BYU wide receivers coach Fesi Sitake wants the Cougar receivers to not feel less pressure

March 21, 2019

As you think back over the 2018 BYU football season, it’s probably not hard to remember some of those key moments when the Cougar offense appeared to be in prime position to make a big play in the passing game — only to have the ball slip through someone’s hands and fall to the turf.

BYU wide receiver coach Fesi Sitake talked after practice Tuesday how he thought a lot of those miscues were caused by players tensing up in those moments.

“Last year I felt that a lot of pressure was applied on them,” Sitake said. “A lot of that was self-inflicted, while some of it might have been how I came off. When those big plays came, they felt that there might not be another one so they put all this pressure on themselves. There are a couple of plays that stick out to me where we missed an explosive play. The fans might think the player just didn’t focus on the ball but wouldn’t know some external things that were happening and pressures that were applied.”

His solution? Let his guys go out and just play the game.
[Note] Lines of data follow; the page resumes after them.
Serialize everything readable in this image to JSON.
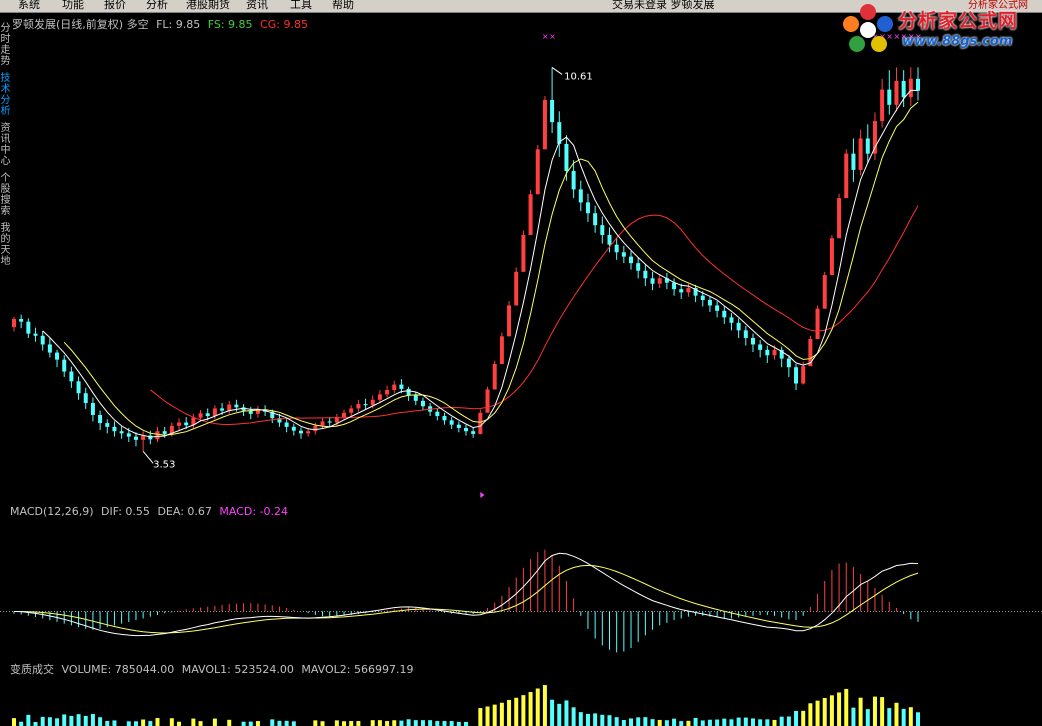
{
  "menubar": {
    "items": [
      "系统",
      "功能",
      "报价",
      "分析",
      "港股期货",
      "资讯",
      "工具",
      "帮助"
    ],
    "right_text": "交易未登录  罗顿发展",
    "right_red": "分析家公式网"
  },
  "sidebar": {
    "items": [
      {
        "label": "分时走势",
        "active": false
      },
      {
        "label": "技术分析",
        "active": true
      },
      {
        "label": "资讯中心",
        "active": false
      },
      {
        "label": "个股搜索",
        "active": false
      },
      {
        "label": "我的天地",
        "active": false
      }
    ]
  },
  "price_header": {
    "title": "罗顿发展(日线,前复权) 多空",
    "fl": "FL: 9.85",
    "fs": "FS: 9.85",
    "cg": "CG: 9.85",
    "colors": {
      "fl": "#c0c0c0",
      "fs": "#40d040",
      "cg": "#ff3030"
    }
  },
  "macd_header": {
    "name": "MACD(12,26,9)",
    "dif": "DIF: 0.55",
    "dea": "DEA: 0.67",
    "macd": "MACD: -0.24",
    "colors": {
      "macd": "#ff40ff"
    }
  },
  "volume_header": {
    "name": "变质成交",
    "volume": "VOLUME: 785044.00",
    "mavol1": "MAVOL1: 523524.00",
    "mavol2": "MAVOL2: 566997.19"
  },
  "logo": {
    "title": "分析家公式网",
    "url": "www.88gs.com"
  },
  "annotations": {
    "high": "10.61",
    "low": "3.53"
  },
  "chart_data": {
    "type": "candlestick",
    "price": {
      "ymin": 3.0,
      "ymax": 11.3,
      "high_marker": 10.61,
      "low_marker": 3.53,
      "candles": [
        [
          5.82,
          5.97,
          6.01,
          5.74
        ],
        [
          5.97,
          5.92,
          6.05,
          5.8
        ],
        [
          5.92,
          5.7,
          5.98,
          5.62
        ],
        [
          5.7,
          5.66,
          5.81,
          5.55
        ],
        [
          5.66,
          5.5,
          5.75,
          5.39
        ],
        [
          5.5,
          5.35,
          5.62,
          5.26
        ],
        [
          5.35,
          5.22,
          5.4,
          5.08
        ],
        [
          5.22,
          5.0,
          5.3,
          4.9
        ],
        [
          5.0,
          4.82,
          5.09,
          4.7
        ],
        [
          4.82,
          4.6,
          4.91,
          4.48
        ],
        [
          4.6,
          4.42,
          4.7,
          4.31
        ],
        [
          4.42,
          4.2,
          4.52,
          4.08
        ],
        [
          4.2,
          4.05,
          4.28,
          3.92
        ],
        [
          4.05,
          3.98,
          4.12,
          3.86
        ],
        [
          3.98,
          3.9,
          4.08,
          3.8
        ],
        [
          3.9,
          3.86,
          3.99,
          3.76
        ],
        [
          3.86,
          3.8,
          3.96,
          3.7
        ],
        [
          3.8,
          3.74,
          3.88,
          3.62
        ],
        [
          3.74,
          3.82,
          3.9,
          3.53
        ],
        [
          3.82,
          3.75,
          3.91,
          3.66
        ],
        [
          3.75,
          3.9,
          3.98,
          3.7
        ],
        [
          3.9,
          3.85,
          3.98,
          3.78
        ],
        [
          3.85,
          4.0,
          4.06,
          3.8
        ],
        [
          4.0,
          4.06,
          4.14,
          3.92
        ],
        [
          4.06,
          4.01,
          4.16,
          3.94
        ],
        [
          4.01,
          4.15,
          4.22,
          3.96
        ],
        [
          4.15,
          4.23,
          4.29,
          4.08
        ],
        [
          4.23,
          4.18,
          4.32,
          4.1
        ],
        [
          4.18,
          4.32,
          4.38,
          4.12
        ],
        [
          4.32,
          4.28,
          4.42,
          4.2
        ],
        [
          4.28,
          4.39,
          4.46,
          4.22
        ],
        [
          4.39,
          4.34,
          4.48,
          4.26
        ],
        [
          4.34,
          4.28,
          4.4,
          4.18
        ],
        [
          4.28,
          4.22,
          4.35,
          4.12
        ],
        [
          4.22,
          4.3,
          4.37,
          4.15
        ],
        [
          4.3,
          4.26,
          4.38,
          4.18
        ],
        [
          4.26,
          4.14,
          4.3,
          4.05
        ],
        [
          4.14,
          4.06,
          4.22,
          3.98
        ],
        [
          4.06,
          3.98,
          4.12,
          3.88
        ],
        [
          3.98,
          3.91,
          4.04,
          3.82
        ],
        [
          3.91,
          3.86,
          3.97,
          3.76
        ],
        [
          3.86,
          3.9,
          3.96,
          3.8
        ],
        [
          3.9,
          4.0,
          4.06,
          3.84
        ],
        [
          4.0,
          4.08,
          4.14,
          3.94
        ],
        [
          4.08,
          4.06,
          4.16,
          3.98
        ],
        [
          4.06,
          4.16,
          4.22,
          4.0
        ],
        [
          4.16,
          4.24,
          4.3,
          4.1
        ],
        [
          4.24,
          4.32,
          4.38,
          4.16
        ],
        [
          4.32,
          4.4,
          4.48,
          4.26
        ],
        [
          4.4,
          4.38,
          4.5,
          4.3
        ],
        [
          4.38,
          4.48,
          4.56,
          4.32
        ],
        [
          4.48,
          4.58,
          4.66,
          4.42
        ],
        [
          4.58,
          4.66,
          4.74,
          4.52
        ],
        [
          4.66,
          4.76,
          4.83,
          4.6
        ],
        [
          4.76,
          4.68,
          4.86,
          4.6
        ],
        [
          4.68,
          4.56,
          4.72,
          4.46
        ],
        [
          4.56,
          4.46,
          4.62,
          4.38
        ],
        [
          4.46,
          4.36,
          4.52,
          4.28
        ],
        [
          4.36,
          4.26,
          4.42,
          4.18
        ],
        [
          4.26,
          4.18,
          4.32,
          4.1
        ],
        [
          4.18,
          4.1,
          4.24,
          4.02
        ],
        [
          4.1,
          4.02,
          4.16,
          3.94
        ],
        [
          4.02,
          3.96,
          4.08,
          3.88
        ],
        [
          3.96,
          3.9,
          4.02,
          3.82
        ],
        [
          3.9,
          3.85,
          3.96,
          3.78
        ],
        [
          3.85,
          4.24,
          4.3,
          3.84
        ],
        [
          4.24,
          4.67,
          4.72,
          4.24
        ],
        [
          4.67,
          5.14,
          5.2,
          4.67
        ],
        [
          5.14,
          5.65,
          5.72,
          5.14
        ],
        [
          5.65,
          6.22,
          6.3,
          5.65
        ],
        [
          6.22,
          6.84,
          6.92,
          6.22
        ],
        [
          6.84,
          7.52,
          7.6,
          6.84
        ],
        [
          7.52,
          8.27,
          8.35,
          7.52
        ],
        [
          8.27,
          9.1,
          9.18,
          8.27
        ],
        [
          9.1,
          10.01,
          10.08,
          9.1
        ],
        [
          10.01,
          9.6,
          10.61,
          9.4
        ],
        [
          9.6,
          9.2,
          9.8,
          8.96
        ],
        [
          9.2,
          8.7,
          9.36,
          8.52
        ],
        [
          8.7,
          8.36,
          8.9,
          8.2
        ],
        [
          8.36,
          8.12,
          8.52,
          7.96
        ],
        [
          8.12,
          7.92,
          8.28,
          7.76
        ],
        [
          7.92,
          7.7,
          8.06,
          7.56
        ],
        [
          7.7,
          7.52,
          7.86,
          7.36
        ],
        [
          7.52,
          7.34,
          7.66,
          7.2
        ],
        [
          7.34,
          7.2,
          7.46,
          7.06
        ],
        [
          7.2,
          7.12,
          7.32,
          7.0
        ],
        [
          7.12,
          7.0,
          7.22,
          6.88
        ],
        [
          7.0,
          6.86,
          7.1,
          6.72
        ],
        [
          6.86,
          6.72,
          6.98,
          6.58
        ],
        [
          6.72,
          6.62,
          6.84,
          6.5
        ],
        [
          6.62,
          6.72,
          6.8,
          6.54
        ],
        [
          6.72,
          6.64,
          6.82,
          6.52
        ],
        [
          6.64,
          6.52,
          6.72,
          6.4
        ],
        [
          6.52,
          6.46,
          6.62,
          6.34
        ],
        [
          6.46,
          6.54,
          6.62,
          6.38
        ],
        [
          6.54,
          6.4,
          6.6,
          6.28
        ],
        [
          6.4,
          6.32,
          6.48,
          6.2
        ],
        [
          6.32,
          6.22,
          6.38,
          6.1
        ],
        [
          6.22,
          6.12,
          6.3,
          6.0
        ],
        [
          6.12,
          6.0,
          6.2,
          5.88
        ],
        [
          6.0,
          5.9,
          6.08,
          5.76
        ],
        [
          5.9,
          5.76,
          5.98,
          5.62
        ],
        [
          5.76,
          5.62,
          5.84,
          5.48
        ],
        [
          5.62,
          5.5,
          5.7,
          5.36
        ],
        [
          5.5,
          5.4,
          5.58,
          5.26
        ],
        [
          5.4,
          5.3,
          5.48,
          5.16
        ],
        [
          5.3,
          5.4,
          5.48,
          5.22
        ],
        [
          5.4,
          5.24,
          5.46,
          5.08
        ],
        [
          5.24,
          5.08,
          5.3,
          4.9
        ],
        [
          5.08,
          4.78,
          5.14,
          4.66
        ],
        [
          4.78,
          5.1,
          5.18,
          4.76
        ],
        [
          5.1,
          5.6,
          5.66,
          5.1
        ],
        [
          5.6,
          6.16,
          6.22,
          5.6
        ],
        [
          6.16,
          6.78,
          6.84,
          6.16
        ],
        [
          6.78,
          7.46,
          7.52,
          6.78
        ],
        [
          7.46,
          8.2,
          8.28,
          7.46
        ],
        [
          8.2,
          9.02,
          9.1,
          8.2
        ],
        [
          9.02,
          8.72,
          9.3,
          8.5
        ],
        [
          8.72,
          9.3,
          9.46,
          8.62
        ],
        [
          9.3,
          9.02,
          9.56,
          8.84
        ],
        [
          9.02,
          9.62,
          9.78,
          8.9
        ],
        [
          9.62,
          10.2,
          10.4,
          9.5
        ],
        [
          10.2,
          9.92,
          10.56,
          9.74
        ],
        [
          9.92,
          10.36,
          10.61,
          9.8
        ],
        [
          10.36,
          10.06,
          10.56,
          9.88
        ],
        [
          10.06,
          10.4,
          10.61,
          9.9
        ],
        [
          10.4,
          10.18,
          10.61,
          10.0
        ]
      ]
    },
    "macd": {
      "ymin": -1.0,
      "ymax": 2.1,
      "hist": [
        -0.05,
        -0.07,
        -0.1,
        -0.13,
        -0.16,
        -0.2,
        -0.24,
        -0.28,
        -0.32,
        -0.36,
        -0.4,
        -0.42,
        -0.4,
        -0.36,
        -0.32,
        -0.28,
        -0.24,
        -0.2,
        -0.16,
        -0.12,
        -0.08,
        -0.04,
        -0.02,
        0.02,
        0.05,
        0.07,
        0.09,
        0.11,
        0.13,
        0.15,
        0.17,
        0.18,
        0.19,
        0.19,
        0.18,
        0.16,
        0.14,
        0.11,
        0.08,
        0.04,
        0.0,
        -0.04,
        -0.08,
        -0.11,
        -0.13,
        -0.12,
        -0.1,
        -0.08,
        -0.06,
        -0.04,
        -0.02,
        0.01,
        0.03,
        0.05,
        0.07,
        0.09,
        0.08,
        0.06,
        0.03,
        0.0,
        -0.03,
        -0.05,
        -0.06,
        -0.06,
        -0.06,
        -0.02,
        0.08,
        0.2,
        0.36,
        0.56,
        0.78,
        1.0,
        1.2,
        1.36,
        1.42,
        1.3,
        1.05,
        0.7,
        0.3,
        -0.1,
        -0.4,
        -0.62,
        -0.78,
        -0.88,
        -0.94,
        -0.92,
        -0.84,
        -0.7,
        -0.55,
        -0.42,
        -0.32,
        -0.26,
        -0.2,
        -0.16,
        -0.12,
        -0.1,
        -0.1,
        -0.12,
        -0.14,
        -0.16,
        -0.16,
        -0.14,
        -0.12,
        -0.1,
        -0.08,
        -0.08,
        -0.1,
        -0.14,
        -0.18,
        -0.2,
        -0.1,
        0.1,
        0.4,
        0.7,
        0.95,
        1.1,
        1.12,
        1.02,
        0.86,
        0.7,
        0.54,
        0.38,
        0.22,
        0.08,
        -0.06,
        -0.18,
        -0.24
      ]
    },
    "volume": {
      "ymin": 0,
      "ymax": 1400000
    }
  }
}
“Here in spring ball with the mindset of just letting it fly, the guys are playing a lot more loose,” Sitake said. “I think because of that, you are seeing them play at a higher level, especially in terms of explosive plays.”

Sitake said that he felt personally responsible for putting some added stress on the receivers.

“I was so focused as a coach on making sure they knew every detail of the offense,” Sitake said. “But doing that can train a player to put that pressure on himself, that when the ball comes your way it’s your only chance. I want guys to have the right mentality without the pressure. They are going to get a lot of opportunities, so when they come just make the play. It’s been a learning experience for me.”

He believes there has been some symbiotic growth for him as a coach and for the receivers who have now been through an entire college football cycle with him.

“Their growth has been exponential in two main areas,” Sitake said. “No. 1 in how they have improved in their position, from understanding the finer details of the game. No. 2 has been the relationship. They’ve gotten to know a lot about me and my expectations as a coach. I’ve gotten to know a lot more about them at a personal level. Knowing each other and having a year under our belt has been as big a factor as their overall improvement at the position.”

At this point in fall camp, he feels like the top returners — guys like Micah Simon, Talon Shumway, Dax Milne, Gunner Romney and Neil Pau’u — have all gotten better and will prove it on the field.

“We have a five or six guys who are ready to play tomorrow,” Sitake said. “They are picking up the playbook, anything we throw at them. They are getting faster and stronger, improving in every way. I’m really pleased with how they have performed.”

But he knows there are more opportunities available and he has other players striving to take advantage of those.

“We have maybe 10 guys who are fighting to get into fall camp or become a rotational guy,” Sitake said. “We’re at the point in spring ball where I’m not sure yet but I’m starting to get an idea of who those might be.”

BYU fans will get a chance to see some of the development of the wide receivers and evaluate the progress for themselves at the spring scrimmage, which is scheduled to take place Saturday at west campus field (the former Provo High School football stadium) starting at 1 p.m.